[What is being asked]:
Every entry must appear in the answer exactly as it does here.

[Dataset]:
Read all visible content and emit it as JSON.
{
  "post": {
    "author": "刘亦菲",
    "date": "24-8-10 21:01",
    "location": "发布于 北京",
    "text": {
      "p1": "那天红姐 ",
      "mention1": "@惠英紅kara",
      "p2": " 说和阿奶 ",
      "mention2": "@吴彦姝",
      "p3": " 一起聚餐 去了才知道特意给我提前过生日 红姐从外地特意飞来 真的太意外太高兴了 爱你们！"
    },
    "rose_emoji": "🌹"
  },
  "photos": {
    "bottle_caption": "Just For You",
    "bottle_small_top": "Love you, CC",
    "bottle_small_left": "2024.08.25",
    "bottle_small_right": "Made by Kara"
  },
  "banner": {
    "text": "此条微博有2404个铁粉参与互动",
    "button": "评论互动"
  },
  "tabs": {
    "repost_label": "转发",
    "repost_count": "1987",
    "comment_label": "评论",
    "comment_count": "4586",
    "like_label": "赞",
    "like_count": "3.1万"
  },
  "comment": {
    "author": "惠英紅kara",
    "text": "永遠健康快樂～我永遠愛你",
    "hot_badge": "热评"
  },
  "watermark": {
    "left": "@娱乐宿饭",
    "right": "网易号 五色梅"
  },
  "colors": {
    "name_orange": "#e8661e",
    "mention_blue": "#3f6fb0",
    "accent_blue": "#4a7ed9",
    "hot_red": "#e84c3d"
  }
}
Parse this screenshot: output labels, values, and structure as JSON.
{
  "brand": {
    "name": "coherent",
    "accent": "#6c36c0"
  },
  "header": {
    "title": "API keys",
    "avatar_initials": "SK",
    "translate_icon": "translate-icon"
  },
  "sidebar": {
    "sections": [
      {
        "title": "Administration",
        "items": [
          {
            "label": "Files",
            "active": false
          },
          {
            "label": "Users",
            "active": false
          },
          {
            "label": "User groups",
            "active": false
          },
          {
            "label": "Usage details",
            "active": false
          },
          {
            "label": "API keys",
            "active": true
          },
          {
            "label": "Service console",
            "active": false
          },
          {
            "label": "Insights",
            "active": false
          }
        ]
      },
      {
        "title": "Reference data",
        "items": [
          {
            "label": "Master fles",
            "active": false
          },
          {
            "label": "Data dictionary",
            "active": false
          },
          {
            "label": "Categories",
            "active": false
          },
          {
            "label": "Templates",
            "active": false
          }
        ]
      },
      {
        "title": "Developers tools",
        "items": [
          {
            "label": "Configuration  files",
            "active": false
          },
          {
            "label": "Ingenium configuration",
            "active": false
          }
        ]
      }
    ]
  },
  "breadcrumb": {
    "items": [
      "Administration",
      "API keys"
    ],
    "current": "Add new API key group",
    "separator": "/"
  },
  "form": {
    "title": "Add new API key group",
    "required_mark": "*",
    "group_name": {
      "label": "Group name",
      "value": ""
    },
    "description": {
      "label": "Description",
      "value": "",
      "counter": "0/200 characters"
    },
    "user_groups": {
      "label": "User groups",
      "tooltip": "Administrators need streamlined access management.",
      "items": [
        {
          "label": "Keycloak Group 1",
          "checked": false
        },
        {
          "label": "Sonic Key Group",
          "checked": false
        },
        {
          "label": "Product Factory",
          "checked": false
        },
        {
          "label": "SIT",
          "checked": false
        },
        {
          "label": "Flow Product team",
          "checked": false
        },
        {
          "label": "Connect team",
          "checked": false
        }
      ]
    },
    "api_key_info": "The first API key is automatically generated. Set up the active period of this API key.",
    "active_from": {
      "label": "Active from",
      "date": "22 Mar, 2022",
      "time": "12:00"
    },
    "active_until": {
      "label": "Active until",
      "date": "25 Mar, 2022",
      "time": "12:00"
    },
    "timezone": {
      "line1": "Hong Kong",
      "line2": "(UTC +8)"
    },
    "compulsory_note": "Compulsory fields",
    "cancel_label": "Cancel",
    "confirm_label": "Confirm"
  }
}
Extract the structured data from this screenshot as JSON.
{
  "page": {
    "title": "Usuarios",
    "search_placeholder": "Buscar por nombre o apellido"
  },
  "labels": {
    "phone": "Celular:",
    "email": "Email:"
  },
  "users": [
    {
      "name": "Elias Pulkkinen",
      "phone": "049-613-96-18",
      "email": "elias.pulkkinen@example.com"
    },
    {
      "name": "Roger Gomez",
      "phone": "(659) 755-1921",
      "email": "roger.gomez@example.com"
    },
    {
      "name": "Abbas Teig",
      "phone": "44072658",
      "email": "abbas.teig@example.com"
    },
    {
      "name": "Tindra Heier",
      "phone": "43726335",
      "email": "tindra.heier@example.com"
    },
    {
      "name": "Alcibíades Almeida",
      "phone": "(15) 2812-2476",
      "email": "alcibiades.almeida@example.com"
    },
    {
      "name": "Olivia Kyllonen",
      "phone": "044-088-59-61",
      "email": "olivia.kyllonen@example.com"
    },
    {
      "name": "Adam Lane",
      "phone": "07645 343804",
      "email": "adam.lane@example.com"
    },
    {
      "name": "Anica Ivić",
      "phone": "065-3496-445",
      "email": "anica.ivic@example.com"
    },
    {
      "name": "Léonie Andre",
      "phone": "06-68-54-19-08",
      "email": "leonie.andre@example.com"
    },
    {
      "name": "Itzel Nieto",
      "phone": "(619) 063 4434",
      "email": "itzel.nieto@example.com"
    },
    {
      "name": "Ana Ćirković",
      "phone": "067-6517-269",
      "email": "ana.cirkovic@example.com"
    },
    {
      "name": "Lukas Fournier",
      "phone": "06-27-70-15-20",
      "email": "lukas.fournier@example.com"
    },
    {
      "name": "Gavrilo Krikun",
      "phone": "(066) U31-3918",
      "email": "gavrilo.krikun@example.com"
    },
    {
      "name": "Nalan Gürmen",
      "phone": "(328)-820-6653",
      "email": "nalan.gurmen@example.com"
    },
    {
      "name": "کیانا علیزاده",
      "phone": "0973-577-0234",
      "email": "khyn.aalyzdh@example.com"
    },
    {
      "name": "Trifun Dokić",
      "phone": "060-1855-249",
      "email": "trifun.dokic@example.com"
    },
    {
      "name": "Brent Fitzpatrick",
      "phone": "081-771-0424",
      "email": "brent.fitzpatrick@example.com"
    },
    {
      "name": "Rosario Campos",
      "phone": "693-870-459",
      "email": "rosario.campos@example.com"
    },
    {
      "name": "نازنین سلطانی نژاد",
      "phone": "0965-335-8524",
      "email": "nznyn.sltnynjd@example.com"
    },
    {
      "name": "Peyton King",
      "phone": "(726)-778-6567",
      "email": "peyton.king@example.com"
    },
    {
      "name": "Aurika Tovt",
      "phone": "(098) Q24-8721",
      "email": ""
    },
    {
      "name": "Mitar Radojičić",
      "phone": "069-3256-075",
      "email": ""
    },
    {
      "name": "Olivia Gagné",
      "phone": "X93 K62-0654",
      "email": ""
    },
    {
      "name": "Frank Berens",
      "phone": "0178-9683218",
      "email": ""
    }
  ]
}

[Task answer]:
Read all visible content and emit it as JSON.
{
  "post": {
    "author": "刘亦菲",
    "date": "24-8-10 21:01",
    "location": "发布于 北京",
    "text": {
      "p1": "那天红姐 ",
      "mention1": "@惠英紅kara",
      "p2": " 说和阿奶 ",
      "mention2": "@吴彦姝",
      "p3": " 一起聚餐 去了才知道特意给我提前过生日 红姐从外地特意飞来 真的太意外太高兴了 爱你们！"
    },
    "rose_emoji": "🌹"
  },
  "photos": {
    "bottle_caption": "Just For You",
    "bottle_small_top": "Love you, CC",
    "bottle_small_left": "2024.08.25",
    "bottle_small_right": "Made by Kara"
  },
  "banner": {
    "text": "此条微博有2404个铁粉参与互动",
    "button": "评论互动"
  },
  "tabs": {
    "repost_label": "转发",
    "repost_count": "1987",
    "comment_label": "评论",
    "comment_count": "4586",
    "like_label": "赞",
    "like_count": "3.1万"
  },
  "comment": {
    "author": "惠英紅kara",
    "text": "永遠健康快樂～我永遠愛你",
    "hot_badge": "热评"
  },
  "watermark": {
    "left": "@娱乐宿饭",
    "right": "网易号 五色梅"
  },
  "colors": {
    "name_orange": "#e8661e",
    "mention_blue": "#3f6fb0",
    "accent_blue": "#4a7ed9",
    "hot_red": "#e84c3d"
  }
}
Parse this screenshot: output labels, values, and structure as JSON.
{
  "brand": {
    "name": "coherent",
    "accent": "#6c36c0"
  },
  "header": {
    "title": "API keys",
    "avatar_initials": "SK",
    "translate_icon": "translate-icon"
  },
  "sidebar": {
    "sections": [
      {
        "title": "Administration",
        "items": [
          {
            "label": "Files",
            "active": false
          },
          {
            "label": "Users",
            "active": false
          },
          {
            "label": "User groups",
            "active": false
          },
          {
            "label": "Usage details",
            "active": false
          },
          {
            "label": "API keys",
            "active": true
          },
          {
            "label": "Service console",
            "active": false
          },
          {
            "label": "Insights",
            "active": false
          }
        ]
      },
      {
        "title": "Reference data",
        "items": [
          {
            "label": "Master fles",
            "active": false
          },
          {
            "label": "Data dictionary",
            "active": false
          },
          {
            "label": "Categories",
            "active": false
          },
          {
            "label": "Templates",
            "active": false
          }
        ]
      },
      {
        "title": "Developers tools",
        "items": [
          {
            "label": "Configuration  files",
            "active": false
          },
          {
            "label": "Ingenium configuration",
            "active": false
          }
        ]
      }
    ]
  },
  "breadcrumb": {
    "items": [
      "Administration",
      "API keys"
    ],
    "current": "Add new API key group",
    "separator": "/"
  },
  "form": {
    "title": "Add new API key group",
    "required_mark": "*",
    "group_name": {
      "label": "Group name",
      "value": ""
    },
    "description": {
      "label": "Description",
      "value": "",
      "counter": "0/200 characters"
    },
    "user_groups": {
      "label": "User groups",
      "tooltip": "Administrators need streamlined access management.",
      "items": [
        {
          "label": "Keycloak Group 1",
          "checked": false
        },
        {
          "label": "Sonic Key Group",
          "checked": false
        },
        {
          "label": "Product Factory",
          "checked": false
        },
        {
          "label": "SIT",
          "checked": false
        },
        {
          "label": "Flow Product team",
          "checked": false
        },
        {
          "label": "Connect team",
          "checked": false
        }
      ]
    },
    "api_key_info": "The first API key is automatically generated. Set up the active period of this API key.",
    "active_from": {
      "label": "Active from",
      "date": "22 Mar, 2022",
      "time": "12:00"
    },
    "active_until": {
      "label": "Active until",
      "date": "25 Mar, 2022",
      "time": "12:00"
    },
    "timezone": {
      "line1": "Hong Kong",
      "line2": "(UTC +8)"
    },
    "compulsory_note": "Compulsory fields",
    "cancel_label": "Cancel",
    "confirm_label": "Confirm"
  }
}
Extract the structured data from this screenshot as JSON.
{
  "page": {
    "title": "Usuarios",
    "search_placeholder": "Buscar por nombre o apellido"
  },
  "labels": {
    "phone": "Celular:",
    "email": "Email:"
  },
  "users": [
    {
      "name": "Elias Pulkkinen",
      "phone": "049-613-96-18",
      "email": "elias.pulkkinen@example.com"
    },
    {
      "name": "Roger Gomez",
      "phone": "(659) 755-1921",
      "email": "roger.gomez@example.com"
    },
    {
      "name": "Abbas Teig",
      "phone": "44072658",
      "email": "abbas.teig@example.com"
    },
    {
      "name": "Tindra Heier",
      "phone": "43726335",
      "email": "tindra.heier@example.com"
    },
    {
      "name": "Alcibíades Almeida",
      "phone": "(15) 2812-2476",
      "email": "alcibiades.almeida@example.com"
    },
    {
      "name": "Olivia Kyllonen",
      "phone": "044-088-59-61",
      "email": "olivia.kyllonen@example.com"
    },
    {
      "name": "Adam Lane",
      "phone": "07645 343804",
      "email": "adam.lane@example.com"
    },
    {
      "name": "Anica Ivić",
      "phone": "065-3496-445",
      "email": "anica.ivic@example.com"
    },
    {
      "name": "Léonie Andre",
      "phone": "06-68-54-19-08",
      "email": "leonie.andre@example.com"
    },
    {
      "name": "Itzel Nieto",
      "phone": "(619) 063 4434",
      "email": "itzel.nieto@example.com"
    },
    {
      "name": "Ana Ćirković",
      "phone": "067-6517-269",
      "email": "ana.cirkovic@example.com"
    },
    {
      "name": "Lukas Fournier",
      "phone": "06-27-70-15-20",
      "email": "lukas.fournier@example.com"
    },
    {
      "name": "Gavrilo Krikun",
      "phone": "(066) U31-3918",
      "email": "gavrilo.krikun@example.com"
    },
    {
      "name": "Nalan Gürmen",
      "phone": "(328)-820-6653",
      "email": "nalan.gurmen@example.com"
    },
    {
      "name": "کیانا علیزاده",
      "phone": "0973-577-0234",
      "email": "khyn.aalyzdh@example.com"
    },
    {
      "name": "Trifun Dokić",
      "phone": "060-1855-249",
      "email": "trifun.dokic@example.com"
    },
    {
      "name": "Brent Fitzpatrick",
      "phone": "081-771-0424",
      "email": "brent.fitzpatrick@example.com"
    },
    {
      "name": "Rosario Campos",
      "phone": "693-870-459",
      "email": "rosario.campos@example.com"
    },
    {
      "name": "نازنین سلطانی نژاد",
      "phone": "0965-335-8524",
      "email": "nznyn.sltnynjd@example.com"
    },
    {
      "name": "Peyton King",
      "phone": "(726)-778-6567",
      "email": "peyton.king@example.com"
    },
    {
      "name": "Aurika Tovt",
      "phone": "(098) Q24-8721",
      "email": ""
    },
    {
      "name": "Mitar Radojičić",
      "phone": "069-3256-075",
      "email": ""
    },
    {
      "name": "Olivia Gagné",
      "phone": "X93 K62-0654",
      "email": ""
    },
    {
      "name": "Frank Berens",
      "phone": "0178-9683218",
      "email": ""
    }
  ]
}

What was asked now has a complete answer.